Posted: January 31st, 2017
A play school in Dublin has been ordered to pay a higher settlement of compensation to a young girl who fell and badly injured her leg whilst in their care.
The accident occurred in April 2015 at the Larkin Early Education Centre in Ballybough, Dublin, climbed on top of a wardrobe. However, the little girl soon fell to the floor and was subsequently rushed to hospital. An x-ray revealed that she had fractured her left tibia and she underwent emergency surgery to reset the broken bone.
After she was discharged from hospital, the young girl had to wear a full leg cast and continued to wear a protective boot for weeks after the cast was removed. Two years on and the little girl has not fully recovered, complaining to her mother of pains in her leg where the fracture occurred. Her mother, acting on her behalf, made a claim for personal injury compensation against the Larkin Early Education Centre.
The Injuries Board Ireland first assessed the claim, after which an offer of compensation of €31,000 was made by the play centre. However, the mother’s legal counsel did not believe that this was a fair settlement and advised that she refuse the offer. The mother acted on this advice, and as no other offer of compensation was made, the case proceeded to the Circuit Civil Court for a hearing.
The hearing, overseen by Mr Justice Raymond Groarke, occurred earlier this week in Dublin. The judge was detailed the circumstances of the accident and how the injury has affected the little girl. Judge Groarke agreed that the settlement offered by the play school was not adequate for the nature of the injury sustained.
The Book of Quantum, which has recently been revised, says that the minimum compensation to be awarded for a fracture with a displaced bone is €40,500. Additionally, injuries to the tibia are more serious than those for the fibula, and as the girl still suffers from the injury two years later, the compensation should be higher than the minimum.
Posted: July 26th, 2015
The offer of a five-figure settlement of compensation for a young girl who was psychologically scarred whilst attending a crèche has been deemed as insufficient by a judge in the Circuit Criminal Court.
In 2011, Emilie Kiely, now aged four from Sandyford in Dublin, started attending the Giraffe crèche in Stepaside. By September 2012, Emilie was moved to the “Toddlers’ Room”, but her parents noticed that she was becoming increasingly anxious in the mornings as her parents were getting her ready to take her to childcare centre.

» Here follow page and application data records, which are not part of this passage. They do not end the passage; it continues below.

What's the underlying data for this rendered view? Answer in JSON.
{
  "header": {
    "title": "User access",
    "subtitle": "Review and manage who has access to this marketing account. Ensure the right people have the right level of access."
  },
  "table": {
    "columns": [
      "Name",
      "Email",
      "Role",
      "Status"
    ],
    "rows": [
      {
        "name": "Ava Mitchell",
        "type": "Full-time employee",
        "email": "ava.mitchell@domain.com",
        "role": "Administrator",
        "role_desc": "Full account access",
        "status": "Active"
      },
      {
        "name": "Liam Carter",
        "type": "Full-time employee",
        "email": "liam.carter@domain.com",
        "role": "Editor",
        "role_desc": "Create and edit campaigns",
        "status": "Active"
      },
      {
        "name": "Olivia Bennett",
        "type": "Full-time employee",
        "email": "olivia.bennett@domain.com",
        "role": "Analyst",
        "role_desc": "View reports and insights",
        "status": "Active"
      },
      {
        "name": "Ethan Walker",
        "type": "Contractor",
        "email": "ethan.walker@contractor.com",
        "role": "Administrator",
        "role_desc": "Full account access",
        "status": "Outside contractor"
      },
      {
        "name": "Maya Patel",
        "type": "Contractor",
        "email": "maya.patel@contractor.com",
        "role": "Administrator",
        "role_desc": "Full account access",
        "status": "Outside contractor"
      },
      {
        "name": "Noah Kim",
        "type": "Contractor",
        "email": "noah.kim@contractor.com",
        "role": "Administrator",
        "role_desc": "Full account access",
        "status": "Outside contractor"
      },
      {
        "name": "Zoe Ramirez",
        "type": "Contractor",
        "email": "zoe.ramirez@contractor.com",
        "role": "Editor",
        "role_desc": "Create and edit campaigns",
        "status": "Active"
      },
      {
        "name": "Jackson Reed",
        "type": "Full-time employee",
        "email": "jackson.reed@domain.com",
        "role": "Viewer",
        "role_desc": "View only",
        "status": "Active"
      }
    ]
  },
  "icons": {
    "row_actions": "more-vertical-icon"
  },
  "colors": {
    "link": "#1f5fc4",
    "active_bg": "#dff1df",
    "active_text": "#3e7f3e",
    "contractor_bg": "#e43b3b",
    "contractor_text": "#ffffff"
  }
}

However, in May 2013, RTE’s PrimeTime aired a documentary entitled “A Breach of Trust” that exposed employees in the childcare centre mistreating children in their care. The footage included a clip of one of the employees, who was also responsible for Emilie, screaming at the toddlers. As soon as Emilie’s parents saw the programme they withdrew Emilie from the crèche.
Emilie’s parents sought legal counsel and proceeded to make a claim for psychological trauma on Emilie’s behalf. In the claim, John alleged that upon her transfer to the Toddlers’ Room, Emilie would cry “No crèche!” every morning. John claims that Emilie has suffered unwarranted stress and emotional trauma due to the crèche’s negligence.

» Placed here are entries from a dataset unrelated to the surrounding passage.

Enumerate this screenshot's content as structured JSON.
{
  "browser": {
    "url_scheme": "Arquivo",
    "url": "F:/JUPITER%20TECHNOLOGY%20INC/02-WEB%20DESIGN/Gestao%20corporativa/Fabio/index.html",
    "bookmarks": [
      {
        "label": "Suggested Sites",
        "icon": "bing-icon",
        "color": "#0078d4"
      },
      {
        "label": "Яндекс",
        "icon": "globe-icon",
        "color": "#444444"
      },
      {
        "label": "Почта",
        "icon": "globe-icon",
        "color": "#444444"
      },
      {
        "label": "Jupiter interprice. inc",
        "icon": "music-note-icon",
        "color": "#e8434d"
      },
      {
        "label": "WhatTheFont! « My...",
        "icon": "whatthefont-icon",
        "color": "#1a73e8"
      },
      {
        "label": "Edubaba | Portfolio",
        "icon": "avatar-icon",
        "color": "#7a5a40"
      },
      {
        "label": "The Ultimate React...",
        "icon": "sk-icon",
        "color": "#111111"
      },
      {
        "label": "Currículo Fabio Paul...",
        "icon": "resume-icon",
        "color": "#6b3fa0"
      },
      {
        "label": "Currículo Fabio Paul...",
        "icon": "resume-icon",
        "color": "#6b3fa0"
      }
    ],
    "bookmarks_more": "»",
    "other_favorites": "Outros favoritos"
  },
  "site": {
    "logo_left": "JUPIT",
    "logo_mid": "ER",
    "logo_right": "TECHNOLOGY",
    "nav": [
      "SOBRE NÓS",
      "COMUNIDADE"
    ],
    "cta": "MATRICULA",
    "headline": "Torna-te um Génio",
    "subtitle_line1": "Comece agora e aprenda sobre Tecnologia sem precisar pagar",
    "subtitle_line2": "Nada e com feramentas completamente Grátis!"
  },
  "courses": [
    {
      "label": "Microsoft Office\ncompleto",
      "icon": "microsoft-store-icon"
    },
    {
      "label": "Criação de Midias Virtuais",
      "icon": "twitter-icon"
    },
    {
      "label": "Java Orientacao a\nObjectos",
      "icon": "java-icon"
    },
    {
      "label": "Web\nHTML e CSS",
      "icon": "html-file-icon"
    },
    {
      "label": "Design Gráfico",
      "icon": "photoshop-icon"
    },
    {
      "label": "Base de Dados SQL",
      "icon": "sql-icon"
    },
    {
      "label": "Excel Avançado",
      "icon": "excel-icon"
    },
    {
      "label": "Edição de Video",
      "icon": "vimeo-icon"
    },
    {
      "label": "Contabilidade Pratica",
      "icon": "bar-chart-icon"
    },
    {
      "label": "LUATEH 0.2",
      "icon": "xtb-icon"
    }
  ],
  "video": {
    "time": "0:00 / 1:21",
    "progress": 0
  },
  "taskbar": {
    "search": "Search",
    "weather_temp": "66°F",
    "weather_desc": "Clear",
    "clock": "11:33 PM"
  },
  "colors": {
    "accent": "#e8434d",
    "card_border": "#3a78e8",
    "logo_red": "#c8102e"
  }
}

Though Giraffe Childcare and Early Learning Centre disputed the allegations made by John’s legal action, they offered Emilie a settlement of €15,000 without admitting liability.
As the legal action was made on behalf of a minor, the compensation settlement had to be approved by a judge before it could be awarded. The case was then heard at the Circuit Civil Court by James O’Donohue. However, the judge ruled that – given the extent to which Emilie has suffered and the trauma she has sustained – that the offered settlement was insufficient.

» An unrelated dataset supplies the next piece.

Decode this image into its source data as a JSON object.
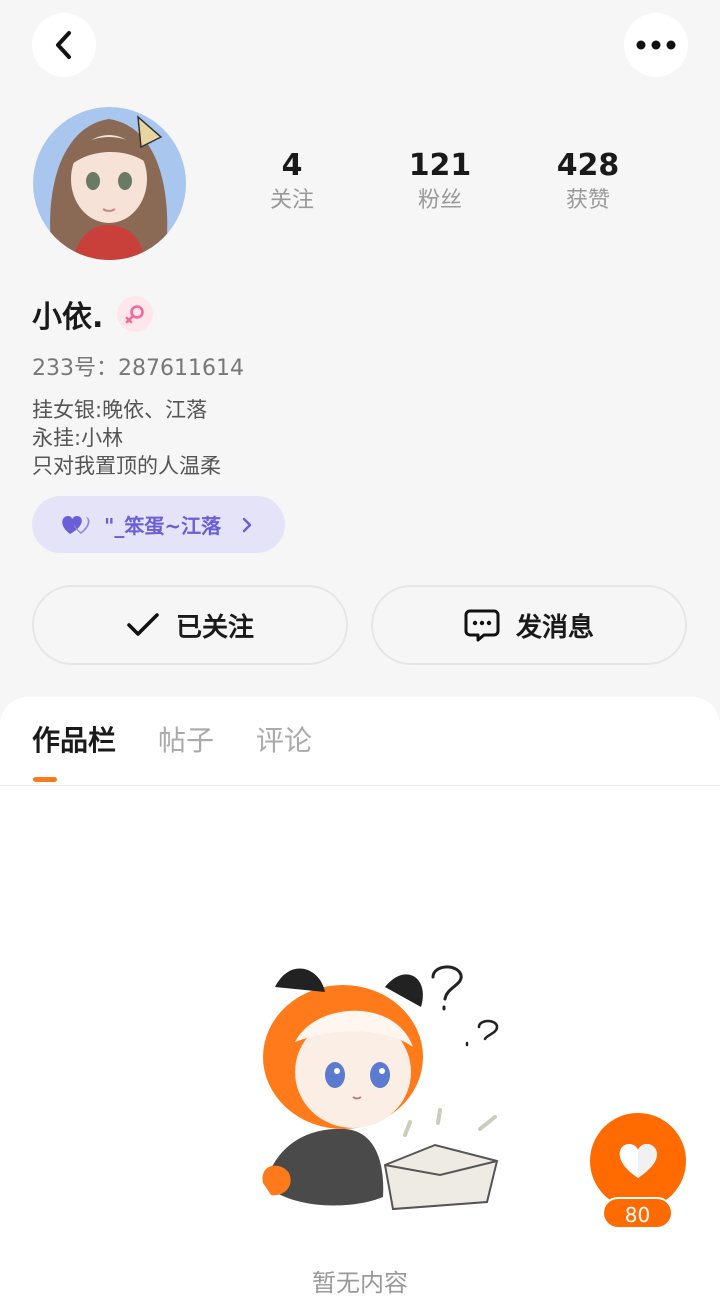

Judge O’Donohue went on to say that the case will have a full hearing ahead of another judge. This ruling will affect around twenty-five other cases made for similar injuries by the parents of other affected children. The Kiely’s have also initiated legal action against Giraffe Childcare for breaching their contract, though this has yet to be resolved.